Still, the book is enjoyable, overall, and fans of Dexter will not be disappointed. Readers will turn the last page of this book and find themselves eagerly awaiting the next book in the series.
As a fan of the Dexter TV series, I recently read my first Dexter novel and was greatly relieved to learn that the two versions weren't carbon copies of each other. Sure, Dexter's sister is as foul-mouthed and bossy as ever; Dexter himself continues to remain unswervingly loyal to the family cause; and that the criminal mindset, Miami-style, is as creepy in the novel as on the big screen but, along the way, some subtle differences and surprises pop up to distinguish the two accounts.

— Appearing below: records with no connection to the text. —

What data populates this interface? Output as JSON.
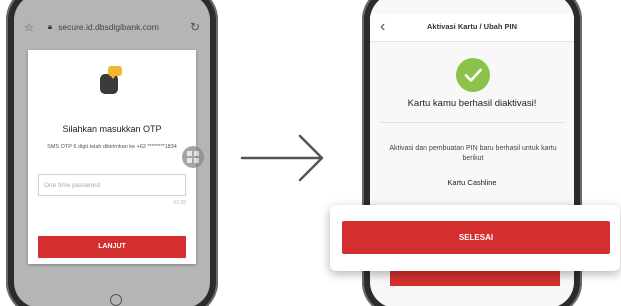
{
  "colors": {
    "brand_red": "#d32f2f",
    "success_green": "#8bc34a",
    "otp_icon_yellow": "#f2b632"
  },
  "left_phone": {
    "browser": {
      "favorite_icon": "star-icon",
      "lock_icon": "lock-icon",
      "url": "secure.id.dbsdigibank.com",
      "reload_icon": "reload-icon"
    },
    "otp_card": {
      "icon": "phone-otp-icon",
      "title": "Silahkan masukkan OTP",
      "description": "SMS OTP 6 digit telah dikirimkan ke +62 ********1834",
      "input_placeholder": "One time password",
      "input_value": "",
      "timer": "01:58",
      "submit_label": "LANJUT"
    }
  },
  "arrow_icon": "arrow-right-icon",
  "right_phone": {
    "header": {
      "back_icon": "chevron-left-icon",
      "title": "Aktivasi Kartu / Ubah PIN"
    },
    "success_icon": "check-icon",
    "success_message": "Kartu kamu berhasil diaktivasi!",
    "info_text": "Aktivasi dan pembuatan PIN baru berhasil untuk kartu berikut",
    "card_name": "Kartu Cashline",
    "done_label": "SELESAI"
  }
}
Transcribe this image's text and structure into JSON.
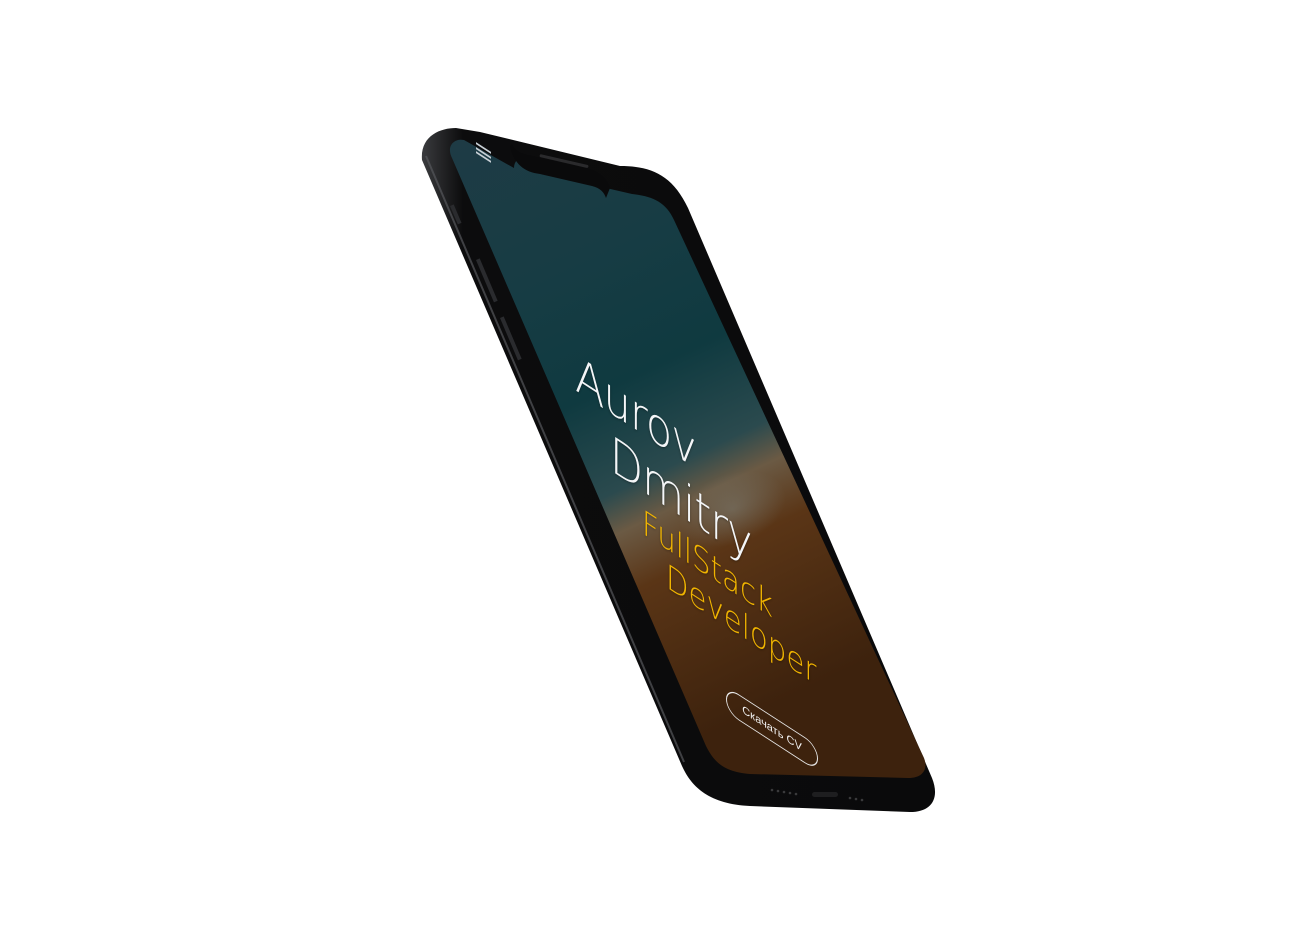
{
  "screen": {
    "menu_icon": "hamburger-menu-icon",
    "name_line_1": "Aurov",
    "name_line_2": "Dmitry",
    "role_line_1": "FullStack",
    "role_line_2": "Developer",
    "cv_button_label": "Скачать CV"
  },
  "colors": {
    "background": "#ffffff",
    "phone_body": "#111214",
    "screen_top": "#1a3a44",
    "screen_bottom": "#4a2a12",
    "name_text": "#f4f6f8",
    "role_text": "#f0b400",
    "button_border": "#e6e6e6"
  }
}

It seems that Lindsey the novelist is on a slightly different mission than Lindsey the screenwriter. Here, he wants to create a more decent Dexter who doesn't easily yield to the evil within him because he has so much to lose. In this novel, the reader will find a Dexter dedicating himself anew to becoming a better husband and parent while still retaining his ability to cunningly hunt down the evildoers and bring them to justice. I felt the personal conflicts in the novel format were more palpable than anything I've seen in the TV rendition. Dexter becomes a man who has to learn to maneuver between loyalties to family, himself, and his secret life and for that he mainly succeeds. Hence, this story spends a lot of time setting the domestic stage for the big event that will draw Dexter into a hair-raising adventure that has him tagging along with his sister in search of some missing co-eds and a gang of cannibals. It is in this bizarre setting that the reader sees Dexter trying to play by the rules in order to secure his future as a loyal brother, a committed husband, a loving father and a respected colleague, while all along keeping his dark side at bay. Only at the end, do we see him succumbing to the demons and it only comes across as a fleeting afterthought when he has become the hero in bringing the villains to justice.
Dexter is astonished that upon the birth of his daughter his homicidal instincts desert him for more... human... ones. Suddenly he wants to be Dex-Daddy, hang up his knives and steer Astor and Cody away from the dark path.
But life intrudes in the form of his sister and a possible kidnapping/murder case involving cannibals. And a figure from his past starts to become cozy with his family, leaving Dexter disoriented.
This is a lighthearted novel that examines the darker side of life. Like the others in the series, it's light on the gore and heavy on the lyrical writing. Unlike the previous books, Dexter develops actual feelings. It's fun watching him reevaluate life and try to understand emotions he's only faked before.
While the story gets predictable towards the end there were some good twists I didn't see coming, like an unexpected request by Deborah.
We open to find that Rita has given birth! Dexter has a daughter of his blood--- and Brian comes back to town, to ingratiate himself with Rita and the kids. Dexter finds himself resenting Brian, and protective of Lily Anne, the daughter he dotes upon.
Meanwhile, vampire club and cannibals? What is Miami coming to?
Two teenage girls go missing, and it becomes a race to find them, especially after a barbeque in the woods.
Interesting and twisted as always, but weird to see Dexter developing such a conscience -- parenthood can do strange things to all of us.
I would rank this book first in the series. I started it on a Saturday morning and finished it about 20 hours later. Literally unable to put it down. Be warned. I did love all the other books too, but this one is just off the charts as far as I'm concerned.
It has a little less of the duct tape/plastic bag action than some of the previous novels, but it's more complex IMO. The baby changes a lot of things in Dexter's life. Also, the criminals in this installment are even more spectacular than usual.